Extracted records:
☆ ☆ ☆

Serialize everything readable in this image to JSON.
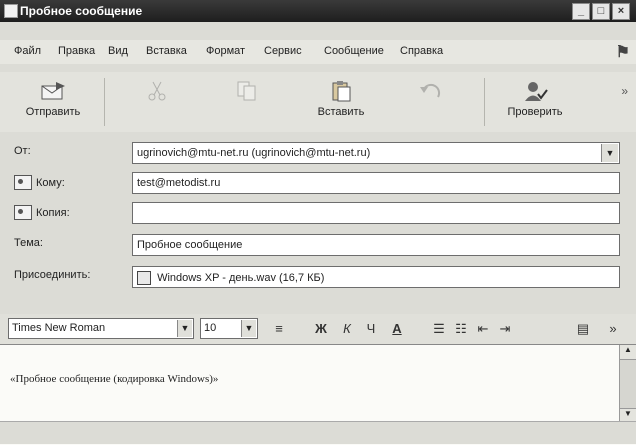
{
  "window": {
    "title": "Пробное сообщение",
    "controls": [
      "_",
      "□",
      "×"
    ]
  },
  "menu": {
    "items": [
      "Файл",
      "Правка",
      "Вид",
      "Вставка",
      "Формат",
      "Сервис",
      "Сообщение",
      "Справка"
    ]
  },
  "toolbar": {
    "send_label": "Отправить",
    "cut_label": "",
    "copy_label": "",
    "paste_label": "Вставить",
    "undo_label": "",
    "check_label": "Проверить"
  },
  "header": {
    "from_label": "От:",
    "from_value": "ugrinovich@mtu-net.ru    (ugrinovich@mtu-net.ru)",
    "to_label": "Кому:",
    "to_value": "test@metodist.ru",
    "cc_label": "Копия:",
    "cc_value": "",
    "subject_label": "Тема:",
    "subject_value": "Пробное сообщение",
    "attach_label": "Присоединить:",
    "attach_value": "Windows XP - день.wav (16,7 КБ)"
  },
  "format": {
    "font": "Times New Roman",
    "size": "10",
    "bold": "Ж",
    "italic": "К",
    "underline_glyph": "Ч",
    "font_color_glyph": "A"
  },
  "editor": {
    "text": "«Пробное сообщение (кодировка Windows)»"
  }
}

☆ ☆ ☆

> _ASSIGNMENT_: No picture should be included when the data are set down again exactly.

> _OUTPUT_:
Serialize everything readable in this image to JSON.
{
  "window": {
    "title": "Пробное сообщение",
    "controls": [
      "_",
      "□",
      "×"
    ]
  },
  "menu": {
    "items": [
      "Файл",
      "Правка",
      "Вид",
      "Вставка",
      "Формат",
      "Сервис",
      "Сообщение",
      "Справка"
    ]
  },
  "toolbar": {
    "send_label": "Отправить",
    "cut_label": "",
    "copy_label": "",
    "paste_label": "Вставить",
    "undo_label": "",
    "check_label": "Проверить"
  },
  "header": {
    "from_label": "От:",
    "from_value": "ugrinovich@mtu-net.ru    (ugrinovich@mtu-net.ru)",
    "to_label": "Кому:",
    "to_value": "test@metodist.ru",
    "cc_label": "Копия:",
    "cc_value": "",
    "subject_label": "Тема:",
    "subject_value": "Пробное сообщение",
    "attach_label": "Присоединить:",
    "attach_value": "Windows XP - день.wav (16,7 КБ)"
  },
  "format": {
    "font": "Times New Roman",
    "size": "10",
    "bold": "Ж",
    "italic": "К",
    "underline_glyph": "Ч",
    "font_color_glyph": "A"
  },
  "editor": {
    "text": "«Пробное сообщение (кодировка Windows)»"
  }
}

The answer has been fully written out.